▶ TASK
Look through the lines of the material and count those containing "color". Give that count alone.

▶ DATASET RECORDS
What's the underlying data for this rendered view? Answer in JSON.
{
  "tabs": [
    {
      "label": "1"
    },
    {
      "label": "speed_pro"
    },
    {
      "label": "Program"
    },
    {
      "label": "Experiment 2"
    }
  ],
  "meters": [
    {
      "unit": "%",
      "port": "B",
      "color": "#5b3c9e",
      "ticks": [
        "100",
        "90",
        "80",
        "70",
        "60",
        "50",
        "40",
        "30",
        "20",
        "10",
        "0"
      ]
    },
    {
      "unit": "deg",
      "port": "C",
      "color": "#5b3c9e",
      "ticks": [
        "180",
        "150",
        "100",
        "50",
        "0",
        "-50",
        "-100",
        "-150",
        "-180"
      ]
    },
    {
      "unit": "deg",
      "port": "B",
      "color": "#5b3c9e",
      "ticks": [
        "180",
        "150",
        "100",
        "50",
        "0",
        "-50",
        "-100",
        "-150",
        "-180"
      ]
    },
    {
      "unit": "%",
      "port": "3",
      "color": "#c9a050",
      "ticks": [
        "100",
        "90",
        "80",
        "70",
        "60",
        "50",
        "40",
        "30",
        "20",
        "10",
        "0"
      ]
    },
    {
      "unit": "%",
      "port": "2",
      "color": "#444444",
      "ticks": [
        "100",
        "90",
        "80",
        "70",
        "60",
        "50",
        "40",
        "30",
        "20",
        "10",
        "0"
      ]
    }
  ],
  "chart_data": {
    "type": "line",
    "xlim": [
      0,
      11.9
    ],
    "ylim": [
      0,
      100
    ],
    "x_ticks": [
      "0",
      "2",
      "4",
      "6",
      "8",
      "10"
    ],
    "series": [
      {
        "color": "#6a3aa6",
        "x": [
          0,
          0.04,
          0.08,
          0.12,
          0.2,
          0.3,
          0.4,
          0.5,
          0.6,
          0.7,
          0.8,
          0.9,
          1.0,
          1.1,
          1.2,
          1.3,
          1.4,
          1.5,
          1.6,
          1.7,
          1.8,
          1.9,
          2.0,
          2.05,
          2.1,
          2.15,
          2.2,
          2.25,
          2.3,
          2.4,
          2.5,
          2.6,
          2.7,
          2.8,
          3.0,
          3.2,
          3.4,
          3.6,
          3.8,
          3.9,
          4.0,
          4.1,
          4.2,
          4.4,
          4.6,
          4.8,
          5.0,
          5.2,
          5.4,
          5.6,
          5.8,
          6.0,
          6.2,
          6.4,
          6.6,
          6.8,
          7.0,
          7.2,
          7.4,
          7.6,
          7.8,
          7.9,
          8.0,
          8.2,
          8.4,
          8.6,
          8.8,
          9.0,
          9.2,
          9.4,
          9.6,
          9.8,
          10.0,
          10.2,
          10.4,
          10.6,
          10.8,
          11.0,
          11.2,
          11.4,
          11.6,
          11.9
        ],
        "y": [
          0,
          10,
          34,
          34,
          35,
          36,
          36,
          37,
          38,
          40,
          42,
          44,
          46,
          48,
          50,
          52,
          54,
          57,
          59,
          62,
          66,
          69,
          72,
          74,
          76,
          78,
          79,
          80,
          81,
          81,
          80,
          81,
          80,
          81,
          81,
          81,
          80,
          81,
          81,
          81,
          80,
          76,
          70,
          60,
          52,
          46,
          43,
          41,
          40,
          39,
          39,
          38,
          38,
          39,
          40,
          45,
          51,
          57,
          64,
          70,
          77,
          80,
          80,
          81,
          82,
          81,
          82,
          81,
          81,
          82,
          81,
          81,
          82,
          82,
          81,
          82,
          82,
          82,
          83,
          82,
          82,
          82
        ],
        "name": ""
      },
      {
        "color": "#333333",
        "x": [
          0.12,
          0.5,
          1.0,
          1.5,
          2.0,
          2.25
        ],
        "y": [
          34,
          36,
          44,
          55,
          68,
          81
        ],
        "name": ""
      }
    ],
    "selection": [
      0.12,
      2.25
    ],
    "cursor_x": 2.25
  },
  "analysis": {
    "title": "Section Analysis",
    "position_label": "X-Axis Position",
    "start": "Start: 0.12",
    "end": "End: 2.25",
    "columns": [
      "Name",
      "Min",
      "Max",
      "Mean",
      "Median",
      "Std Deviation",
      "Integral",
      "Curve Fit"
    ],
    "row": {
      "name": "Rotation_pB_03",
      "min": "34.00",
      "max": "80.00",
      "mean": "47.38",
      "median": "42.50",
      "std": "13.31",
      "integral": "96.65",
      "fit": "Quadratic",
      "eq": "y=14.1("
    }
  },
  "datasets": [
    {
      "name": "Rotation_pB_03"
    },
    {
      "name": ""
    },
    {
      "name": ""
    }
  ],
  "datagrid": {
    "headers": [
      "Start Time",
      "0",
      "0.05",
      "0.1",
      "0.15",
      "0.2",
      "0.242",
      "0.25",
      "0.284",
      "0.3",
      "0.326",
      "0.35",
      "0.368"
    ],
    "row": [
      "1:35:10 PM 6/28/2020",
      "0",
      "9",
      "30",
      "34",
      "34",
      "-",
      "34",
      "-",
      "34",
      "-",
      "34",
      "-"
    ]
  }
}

▶ RESPONSE TO THIS TASK
7